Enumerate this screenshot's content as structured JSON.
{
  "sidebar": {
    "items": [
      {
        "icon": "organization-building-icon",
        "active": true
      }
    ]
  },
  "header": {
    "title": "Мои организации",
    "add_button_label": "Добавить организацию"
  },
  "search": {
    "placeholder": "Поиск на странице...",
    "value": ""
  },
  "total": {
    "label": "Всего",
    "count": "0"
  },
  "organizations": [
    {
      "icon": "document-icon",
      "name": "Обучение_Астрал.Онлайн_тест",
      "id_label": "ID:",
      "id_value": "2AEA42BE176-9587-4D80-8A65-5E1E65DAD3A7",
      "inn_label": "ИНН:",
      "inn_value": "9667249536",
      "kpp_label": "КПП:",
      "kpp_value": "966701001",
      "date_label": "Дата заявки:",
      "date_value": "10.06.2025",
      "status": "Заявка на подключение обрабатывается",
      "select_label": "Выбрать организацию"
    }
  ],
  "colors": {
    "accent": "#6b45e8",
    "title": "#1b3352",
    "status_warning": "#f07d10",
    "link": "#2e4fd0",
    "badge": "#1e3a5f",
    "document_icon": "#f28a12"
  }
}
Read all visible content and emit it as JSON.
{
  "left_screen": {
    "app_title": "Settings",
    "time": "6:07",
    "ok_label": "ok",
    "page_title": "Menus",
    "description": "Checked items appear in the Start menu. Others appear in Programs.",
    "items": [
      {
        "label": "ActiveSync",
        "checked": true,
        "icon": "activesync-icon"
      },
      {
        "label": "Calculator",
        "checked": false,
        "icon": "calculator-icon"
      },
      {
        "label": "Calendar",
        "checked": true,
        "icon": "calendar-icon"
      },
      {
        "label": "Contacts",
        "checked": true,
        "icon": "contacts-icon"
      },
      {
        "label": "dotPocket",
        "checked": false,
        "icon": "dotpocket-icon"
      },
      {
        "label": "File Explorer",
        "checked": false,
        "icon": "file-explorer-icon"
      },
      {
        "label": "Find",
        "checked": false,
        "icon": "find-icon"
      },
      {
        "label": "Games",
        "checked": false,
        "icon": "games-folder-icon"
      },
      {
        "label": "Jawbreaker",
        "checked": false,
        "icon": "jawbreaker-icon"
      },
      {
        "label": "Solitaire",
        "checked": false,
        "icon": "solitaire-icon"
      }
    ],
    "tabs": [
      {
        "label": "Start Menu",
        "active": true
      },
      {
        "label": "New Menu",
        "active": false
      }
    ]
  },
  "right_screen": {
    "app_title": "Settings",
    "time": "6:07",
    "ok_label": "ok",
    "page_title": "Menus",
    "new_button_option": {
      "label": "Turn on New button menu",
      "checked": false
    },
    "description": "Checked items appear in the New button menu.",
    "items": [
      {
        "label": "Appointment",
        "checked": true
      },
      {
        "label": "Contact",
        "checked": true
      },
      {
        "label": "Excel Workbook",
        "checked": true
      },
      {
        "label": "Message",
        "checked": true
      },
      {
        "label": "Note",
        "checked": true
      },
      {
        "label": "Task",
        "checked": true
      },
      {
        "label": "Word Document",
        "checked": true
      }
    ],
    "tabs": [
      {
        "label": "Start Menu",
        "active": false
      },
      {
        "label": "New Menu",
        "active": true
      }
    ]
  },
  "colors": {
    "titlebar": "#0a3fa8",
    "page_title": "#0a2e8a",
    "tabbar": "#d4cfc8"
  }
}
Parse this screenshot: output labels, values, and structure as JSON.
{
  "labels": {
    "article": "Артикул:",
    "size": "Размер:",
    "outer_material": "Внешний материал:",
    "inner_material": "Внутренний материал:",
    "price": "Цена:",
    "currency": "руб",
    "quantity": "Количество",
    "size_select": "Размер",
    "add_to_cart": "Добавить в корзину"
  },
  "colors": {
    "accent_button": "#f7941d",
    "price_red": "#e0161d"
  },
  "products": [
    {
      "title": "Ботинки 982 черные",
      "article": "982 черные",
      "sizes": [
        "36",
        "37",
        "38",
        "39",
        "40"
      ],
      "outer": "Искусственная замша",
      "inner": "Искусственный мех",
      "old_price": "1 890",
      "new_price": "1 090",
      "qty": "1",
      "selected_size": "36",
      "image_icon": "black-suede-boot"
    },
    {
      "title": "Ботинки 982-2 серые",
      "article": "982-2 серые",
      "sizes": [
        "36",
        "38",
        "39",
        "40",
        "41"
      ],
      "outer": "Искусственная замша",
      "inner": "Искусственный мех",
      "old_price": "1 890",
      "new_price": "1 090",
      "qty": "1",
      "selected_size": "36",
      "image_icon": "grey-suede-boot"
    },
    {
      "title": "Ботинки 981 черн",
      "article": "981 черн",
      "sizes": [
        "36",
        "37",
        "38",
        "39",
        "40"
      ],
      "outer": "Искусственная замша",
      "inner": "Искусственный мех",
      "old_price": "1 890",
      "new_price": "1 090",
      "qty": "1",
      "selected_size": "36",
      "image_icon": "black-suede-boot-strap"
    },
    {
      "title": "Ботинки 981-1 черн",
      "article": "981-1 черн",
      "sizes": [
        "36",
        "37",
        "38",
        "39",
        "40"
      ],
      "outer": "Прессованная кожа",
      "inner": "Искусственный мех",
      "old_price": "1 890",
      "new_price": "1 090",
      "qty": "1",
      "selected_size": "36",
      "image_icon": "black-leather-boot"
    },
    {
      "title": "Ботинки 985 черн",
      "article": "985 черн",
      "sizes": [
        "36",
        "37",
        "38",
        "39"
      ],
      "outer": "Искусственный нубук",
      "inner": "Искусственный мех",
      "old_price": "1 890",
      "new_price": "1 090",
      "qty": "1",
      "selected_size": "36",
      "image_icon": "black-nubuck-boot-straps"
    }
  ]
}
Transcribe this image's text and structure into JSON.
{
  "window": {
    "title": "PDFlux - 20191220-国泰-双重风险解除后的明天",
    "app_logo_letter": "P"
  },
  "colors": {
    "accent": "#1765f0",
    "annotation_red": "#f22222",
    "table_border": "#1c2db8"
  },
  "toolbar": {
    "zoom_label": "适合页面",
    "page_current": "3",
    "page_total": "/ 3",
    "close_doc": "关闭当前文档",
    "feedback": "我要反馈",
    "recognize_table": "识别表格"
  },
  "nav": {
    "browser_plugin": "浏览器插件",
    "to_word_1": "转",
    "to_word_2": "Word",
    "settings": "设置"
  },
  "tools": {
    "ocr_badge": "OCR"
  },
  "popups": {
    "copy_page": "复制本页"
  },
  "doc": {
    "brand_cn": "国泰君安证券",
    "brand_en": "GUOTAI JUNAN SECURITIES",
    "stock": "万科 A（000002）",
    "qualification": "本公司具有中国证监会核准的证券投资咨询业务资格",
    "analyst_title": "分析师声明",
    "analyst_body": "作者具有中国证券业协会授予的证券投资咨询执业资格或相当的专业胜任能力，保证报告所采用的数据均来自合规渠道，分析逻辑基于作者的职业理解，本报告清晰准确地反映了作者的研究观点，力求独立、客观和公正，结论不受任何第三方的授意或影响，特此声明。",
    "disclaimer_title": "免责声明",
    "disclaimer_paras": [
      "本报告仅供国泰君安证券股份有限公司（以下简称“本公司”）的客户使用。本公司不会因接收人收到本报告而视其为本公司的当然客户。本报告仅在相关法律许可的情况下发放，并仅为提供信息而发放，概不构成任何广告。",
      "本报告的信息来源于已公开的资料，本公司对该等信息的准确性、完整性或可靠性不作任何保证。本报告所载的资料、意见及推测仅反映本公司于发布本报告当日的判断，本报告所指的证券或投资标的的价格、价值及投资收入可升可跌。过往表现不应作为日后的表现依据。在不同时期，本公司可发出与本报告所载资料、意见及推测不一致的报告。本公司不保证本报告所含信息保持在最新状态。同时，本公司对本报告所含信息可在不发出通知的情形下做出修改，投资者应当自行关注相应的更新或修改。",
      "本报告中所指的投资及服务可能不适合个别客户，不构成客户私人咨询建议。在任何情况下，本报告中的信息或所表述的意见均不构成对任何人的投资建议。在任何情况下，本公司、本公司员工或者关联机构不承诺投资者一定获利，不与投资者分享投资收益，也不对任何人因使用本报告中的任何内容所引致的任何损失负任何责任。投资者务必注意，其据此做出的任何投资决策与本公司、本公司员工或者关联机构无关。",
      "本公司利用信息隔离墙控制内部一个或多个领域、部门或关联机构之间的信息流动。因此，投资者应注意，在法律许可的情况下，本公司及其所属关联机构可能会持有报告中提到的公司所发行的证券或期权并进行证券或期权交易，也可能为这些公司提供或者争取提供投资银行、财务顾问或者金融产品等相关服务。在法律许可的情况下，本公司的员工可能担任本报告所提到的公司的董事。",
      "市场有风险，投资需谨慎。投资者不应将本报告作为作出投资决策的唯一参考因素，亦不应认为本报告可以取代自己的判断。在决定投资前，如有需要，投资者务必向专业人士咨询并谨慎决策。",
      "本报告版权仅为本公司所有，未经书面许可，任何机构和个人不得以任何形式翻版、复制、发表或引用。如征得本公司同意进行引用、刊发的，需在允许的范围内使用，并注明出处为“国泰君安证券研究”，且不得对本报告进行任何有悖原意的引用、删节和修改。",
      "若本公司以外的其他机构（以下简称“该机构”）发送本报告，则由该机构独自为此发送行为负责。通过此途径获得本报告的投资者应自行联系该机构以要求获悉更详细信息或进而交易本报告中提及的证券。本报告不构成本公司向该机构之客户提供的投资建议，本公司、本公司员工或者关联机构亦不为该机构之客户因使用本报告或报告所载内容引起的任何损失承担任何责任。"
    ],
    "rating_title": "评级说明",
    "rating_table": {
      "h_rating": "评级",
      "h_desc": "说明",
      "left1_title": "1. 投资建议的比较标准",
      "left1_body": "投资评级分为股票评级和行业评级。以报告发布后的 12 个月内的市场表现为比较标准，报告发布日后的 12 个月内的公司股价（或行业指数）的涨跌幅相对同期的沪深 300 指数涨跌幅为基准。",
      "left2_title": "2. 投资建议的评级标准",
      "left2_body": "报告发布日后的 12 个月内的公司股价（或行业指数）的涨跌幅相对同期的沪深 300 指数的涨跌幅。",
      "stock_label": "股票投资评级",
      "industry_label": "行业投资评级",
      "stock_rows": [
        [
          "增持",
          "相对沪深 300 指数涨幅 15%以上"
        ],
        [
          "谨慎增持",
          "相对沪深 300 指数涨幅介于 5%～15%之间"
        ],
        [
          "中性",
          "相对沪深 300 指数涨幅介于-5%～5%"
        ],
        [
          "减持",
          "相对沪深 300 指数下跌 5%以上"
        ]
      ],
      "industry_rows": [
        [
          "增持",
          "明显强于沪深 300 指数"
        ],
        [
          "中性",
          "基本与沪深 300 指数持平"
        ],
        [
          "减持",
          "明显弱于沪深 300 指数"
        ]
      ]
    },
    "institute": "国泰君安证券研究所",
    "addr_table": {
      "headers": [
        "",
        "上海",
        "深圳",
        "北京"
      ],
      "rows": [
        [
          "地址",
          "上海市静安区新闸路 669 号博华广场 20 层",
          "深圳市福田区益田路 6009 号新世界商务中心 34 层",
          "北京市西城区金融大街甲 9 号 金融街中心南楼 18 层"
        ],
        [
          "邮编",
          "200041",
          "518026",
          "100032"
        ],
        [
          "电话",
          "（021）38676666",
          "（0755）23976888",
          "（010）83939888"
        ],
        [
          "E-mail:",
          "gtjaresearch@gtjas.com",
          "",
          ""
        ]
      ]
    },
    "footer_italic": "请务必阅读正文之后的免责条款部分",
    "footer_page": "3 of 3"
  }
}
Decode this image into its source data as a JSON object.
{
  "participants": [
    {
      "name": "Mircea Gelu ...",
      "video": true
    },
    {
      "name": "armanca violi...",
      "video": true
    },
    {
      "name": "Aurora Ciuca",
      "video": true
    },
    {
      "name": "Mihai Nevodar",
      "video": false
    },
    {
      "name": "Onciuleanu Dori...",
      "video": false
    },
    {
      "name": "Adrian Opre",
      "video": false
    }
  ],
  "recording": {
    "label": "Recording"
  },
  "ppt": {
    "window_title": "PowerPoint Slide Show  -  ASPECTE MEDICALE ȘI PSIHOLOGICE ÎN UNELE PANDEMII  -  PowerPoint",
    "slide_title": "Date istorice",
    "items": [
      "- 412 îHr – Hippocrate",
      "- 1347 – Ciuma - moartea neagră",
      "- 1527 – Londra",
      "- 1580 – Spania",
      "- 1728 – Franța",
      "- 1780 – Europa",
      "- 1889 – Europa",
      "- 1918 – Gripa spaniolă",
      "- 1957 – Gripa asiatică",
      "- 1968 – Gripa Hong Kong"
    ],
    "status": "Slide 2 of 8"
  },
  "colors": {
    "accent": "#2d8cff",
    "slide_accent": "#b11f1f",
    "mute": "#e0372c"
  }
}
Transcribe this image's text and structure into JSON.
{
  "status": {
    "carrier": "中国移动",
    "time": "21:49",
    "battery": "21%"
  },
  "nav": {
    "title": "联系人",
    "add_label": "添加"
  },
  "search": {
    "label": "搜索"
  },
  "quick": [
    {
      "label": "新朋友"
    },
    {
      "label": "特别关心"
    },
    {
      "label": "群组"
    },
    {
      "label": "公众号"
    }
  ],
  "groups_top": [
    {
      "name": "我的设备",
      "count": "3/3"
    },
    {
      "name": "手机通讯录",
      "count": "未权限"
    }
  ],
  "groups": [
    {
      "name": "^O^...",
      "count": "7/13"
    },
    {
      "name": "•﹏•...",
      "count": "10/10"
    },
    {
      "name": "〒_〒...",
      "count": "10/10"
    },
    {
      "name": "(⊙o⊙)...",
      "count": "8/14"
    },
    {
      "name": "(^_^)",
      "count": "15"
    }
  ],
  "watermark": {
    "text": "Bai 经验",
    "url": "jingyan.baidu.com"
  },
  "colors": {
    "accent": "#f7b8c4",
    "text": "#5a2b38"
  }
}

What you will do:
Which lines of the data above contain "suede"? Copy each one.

Your response:
      "image_icon": "black-suede-boot"
      "image_icon": "grey-suede-boot"
      "image_icon": "black-suede-boot-strap"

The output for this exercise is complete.